Here's the classic design - red and green feathers radiating out from a center red star. In this version, the quilter enlarged the quilt by adding a large border. That's a great way to "grow" a quilt without having to do a lot more work.
This quilter may have been feeling patriotic with her red and blue version of the quilt - and a Lemoyne Star in the center of each set of feathers. A simple border frames these feathers.
This quilter was similarly patriotic -but stopped at one princess feather set, choosing to add eagles in the corners of her quilt. I find these variations to be fascinating!
Here's a quilter who decided to use a vibrant cheddar for the background of her princess feathers. She also chose to use a single color for the feathers - and added multiple borders to enlarge the quilt and frame the feathers.
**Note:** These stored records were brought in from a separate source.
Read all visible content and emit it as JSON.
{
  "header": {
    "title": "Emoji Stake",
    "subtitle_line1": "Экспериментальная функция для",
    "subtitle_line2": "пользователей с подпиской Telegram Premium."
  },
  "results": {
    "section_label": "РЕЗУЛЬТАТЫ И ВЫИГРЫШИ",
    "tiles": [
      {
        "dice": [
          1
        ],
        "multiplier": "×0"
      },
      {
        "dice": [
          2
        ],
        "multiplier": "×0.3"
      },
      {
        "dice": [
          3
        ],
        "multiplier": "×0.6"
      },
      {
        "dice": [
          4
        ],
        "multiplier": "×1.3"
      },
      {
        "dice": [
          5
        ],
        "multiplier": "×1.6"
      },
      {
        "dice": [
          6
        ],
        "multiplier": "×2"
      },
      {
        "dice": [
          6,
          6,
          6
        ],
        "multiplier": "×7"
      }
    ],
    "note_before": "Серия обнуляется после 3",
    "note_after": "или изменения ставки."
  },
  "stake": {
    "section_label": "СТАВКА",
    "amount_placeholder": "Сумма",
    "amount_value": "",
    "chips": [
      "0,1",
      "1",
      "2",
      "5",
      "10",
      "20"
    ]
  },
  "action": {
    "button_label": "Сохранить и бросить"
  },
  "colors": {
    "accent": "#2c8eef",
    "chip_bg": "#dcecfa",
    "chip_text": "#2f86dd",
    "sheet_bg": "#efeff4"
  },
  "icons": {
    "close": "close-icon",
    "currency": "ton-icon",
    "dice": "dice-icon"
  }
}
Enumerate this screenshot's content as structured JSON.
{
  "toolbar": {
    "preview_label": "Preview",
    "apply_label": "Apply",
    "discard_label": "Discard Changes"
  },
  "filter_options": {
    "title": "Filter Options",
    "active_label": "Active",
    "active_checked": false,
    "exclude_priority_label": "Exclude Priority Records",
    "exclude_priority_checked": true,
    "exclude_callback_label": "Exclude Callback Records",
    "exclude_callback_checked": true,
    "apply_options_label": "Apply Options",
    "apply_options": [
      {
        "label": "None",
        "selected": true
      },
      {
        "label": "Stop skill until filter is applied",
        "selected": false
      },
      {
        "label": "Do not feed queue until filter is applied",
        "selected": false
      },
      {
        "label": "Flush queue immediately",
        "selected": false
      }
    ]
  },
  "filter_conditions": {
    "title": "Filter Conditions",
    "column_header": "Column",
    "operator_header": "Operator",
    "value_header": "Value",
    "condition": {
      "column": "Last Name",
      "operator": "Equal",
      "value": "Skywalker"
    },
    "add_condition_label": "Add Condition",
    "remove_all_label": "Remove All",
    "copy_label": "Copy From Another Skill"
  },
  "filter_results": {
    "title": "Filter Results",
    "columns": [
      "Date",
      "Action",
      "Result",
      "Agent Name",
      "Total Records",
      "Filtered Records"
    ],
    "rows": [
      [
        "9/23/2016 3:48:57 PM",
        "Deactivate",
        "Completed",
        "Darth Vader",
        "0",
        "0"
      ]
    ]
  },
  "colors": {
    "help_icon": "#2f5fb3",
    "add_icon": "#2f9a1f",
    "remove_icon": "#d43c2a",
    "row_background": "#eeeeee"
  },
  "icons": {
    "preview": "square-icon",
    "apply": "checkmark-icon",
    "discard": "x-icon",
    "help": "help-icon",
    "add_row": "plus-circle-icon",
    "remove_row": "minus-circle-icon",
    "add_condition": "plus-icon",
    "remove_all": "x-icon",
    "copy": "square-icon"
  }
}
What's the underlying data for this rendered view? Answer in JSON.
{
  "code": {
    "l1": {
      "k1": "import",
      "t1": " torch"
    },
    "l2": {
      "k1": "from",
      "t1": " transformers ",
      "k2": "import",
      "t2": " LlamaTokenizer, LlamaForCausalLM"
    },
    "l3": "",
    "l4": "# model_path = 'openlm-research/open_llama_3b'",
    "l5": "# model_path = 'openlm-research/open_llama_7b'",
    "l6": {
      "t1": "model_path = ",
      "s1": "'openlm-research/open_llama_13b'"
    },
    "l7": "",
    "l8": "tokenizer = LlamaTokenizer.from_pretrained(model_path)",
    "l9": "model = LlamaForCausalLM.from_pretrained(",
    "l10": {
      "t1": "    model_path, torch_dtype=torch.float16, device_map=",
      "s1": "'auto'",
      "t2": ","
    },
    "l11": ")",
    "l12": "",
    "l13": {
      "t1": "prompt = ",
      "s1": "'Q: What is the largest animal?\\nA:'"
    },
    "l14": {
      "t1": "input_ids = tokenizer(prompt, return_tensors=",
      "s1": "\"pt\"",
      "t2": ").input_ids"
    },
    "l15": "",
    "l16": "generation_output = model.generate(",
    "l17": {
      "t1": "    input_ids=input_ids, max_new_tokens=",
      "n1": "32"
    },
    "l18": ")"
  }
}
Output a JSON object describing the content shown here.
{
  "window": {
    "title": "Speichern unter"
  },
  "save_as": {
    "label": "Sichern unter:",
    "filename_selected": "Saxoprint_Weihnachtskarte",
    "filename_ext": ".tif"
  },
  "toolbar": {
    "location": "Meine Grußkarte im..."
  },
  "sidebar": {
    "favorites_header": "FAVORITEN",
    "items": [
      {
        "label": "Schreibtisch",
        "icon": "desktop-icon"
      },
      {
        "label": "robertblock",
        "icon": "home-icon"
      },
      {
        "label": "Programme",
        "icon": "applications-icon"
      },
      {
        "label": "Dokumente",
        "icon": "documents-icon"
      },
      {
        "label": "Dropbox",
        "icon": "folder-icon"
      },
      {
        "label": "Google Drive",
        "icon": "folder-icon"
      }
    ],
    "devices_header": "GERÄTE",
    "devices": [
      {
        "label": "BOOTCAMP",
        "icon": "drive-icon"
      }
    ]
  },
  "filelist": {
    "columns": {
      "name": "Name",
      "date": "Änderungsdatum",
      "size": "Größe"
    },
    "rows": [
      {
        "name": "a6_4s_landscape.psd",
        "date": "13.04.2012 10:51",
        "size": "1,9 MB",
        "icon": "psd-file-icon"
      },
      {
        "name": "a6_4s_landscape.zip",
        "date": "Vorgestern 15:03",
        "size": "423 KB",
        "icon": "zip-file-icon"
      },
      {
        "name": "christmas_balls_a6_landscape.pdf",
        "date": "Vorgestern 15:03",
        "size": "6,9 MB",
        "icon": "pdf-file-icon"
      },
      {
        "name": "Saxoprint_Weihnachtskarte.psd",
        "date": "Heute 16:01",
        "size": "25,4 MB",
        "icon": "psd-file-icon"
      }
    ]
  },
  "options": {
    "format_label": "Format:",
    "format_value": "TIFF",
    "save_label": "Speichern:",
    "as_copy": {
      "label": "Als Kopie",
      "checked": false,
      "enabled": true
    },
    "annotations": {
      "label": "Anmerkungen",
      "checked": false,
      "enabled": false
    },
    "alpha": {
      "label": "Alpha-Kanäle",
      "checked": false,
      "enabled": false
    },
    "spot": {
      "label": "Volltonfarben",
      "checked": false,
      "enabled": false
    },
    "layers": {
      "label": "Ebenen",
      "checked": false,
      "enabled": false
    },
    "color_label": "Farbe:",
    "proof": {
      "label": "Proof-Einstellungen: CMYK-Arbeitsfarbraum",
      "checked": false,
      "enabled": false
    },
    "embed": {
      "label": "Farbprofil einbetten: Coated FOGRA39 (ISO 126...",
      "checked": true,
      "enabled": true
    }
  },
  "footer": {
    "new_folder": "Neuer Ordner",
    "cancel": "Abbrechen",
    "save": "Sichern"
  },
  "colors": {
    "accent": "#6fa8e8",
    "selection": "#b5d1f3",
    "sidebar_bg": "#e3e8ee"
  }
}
Interesting....
In this version, the quilter also used a cheddar background - but used the classic red and green for the feathers.
This quilter used a chrome yellow background with her red and green princess feathers... but look at the motif in the center of this quilt....
And then look at the motifs used in this princess feather quilt. While they are a bit different, could they each have been inspired by another princess feather quilt with a motif like this? The quiltmaker of the quilt below certainly took liberties with the "princess feather" motifs -- she had a penchant for using vibrant colors, too - and look at the scalloped border on this quilt. It's quite unique for this style of quilt.
Here's another classic princess feather - set on a blue background. Check out two things: the unique center motif... and the border of mini-feathers. That's a lot of extra work, but it sets off the center of the quilt quite nicely.
Here's another quilt where the quilter took liberty with the princess feather design -- she added leaves (or are they meant to be feathers?) to the motifs. It's a dynamic interpretation of the classic design.
And yet another quilter made a classic version... but used teal instead of green for the feathers.
This quilter again interpreted the classic princess feather design in a unique style. Her feathers became swag sets - with flowers at the tips. These motifs were replicated in the outer border.
In this version, the colors are unique - and the feathers are replicated in the setting triangles. The creativity of quilters just doesn't cease, does it?
Some princess feather quilts took liberties with the direction of the feathers - in this one, they don't "spin" as in the classic design. And the center Lemoyne Star is modified in the flowers that stand between the radiating feathers.
This quilt resembles the one above - but her flowers are a stylized folk art design. She still has a version of those little flowers the above quilter used in her border. It makes me wonder if there was a pattern that used these at one time.
Here's another variation of the princess feathers - they serve as long flower leaves, though. Notice that the quilter must have run out of the feather fabric she started with - and resorted to using another color for four of the blocks and the border. Do you ever wonder what someone was thinking - or what their limitations were in terms of fabric availability?
Last but not least, here is the classic princess feather once again... with no border, no unusual motifs, no whacky colors... just plain and simple. I have yet to decide how I'm going to set my four princess feather blocks... but my guess is that it will have something versus nothing in the border - even if it's just a red floater strip around the outside of the blocks! In closing, let's all give thanks to the many men and women in the services who sacrifice much so that we can enjoy the bounties of freedom. We owe them a lot! Happy Fourth of July to everyone. Stay cool, keep stitching, and enjoy life!
See you next month --Sue Garman(c)2011 Susan H. Garman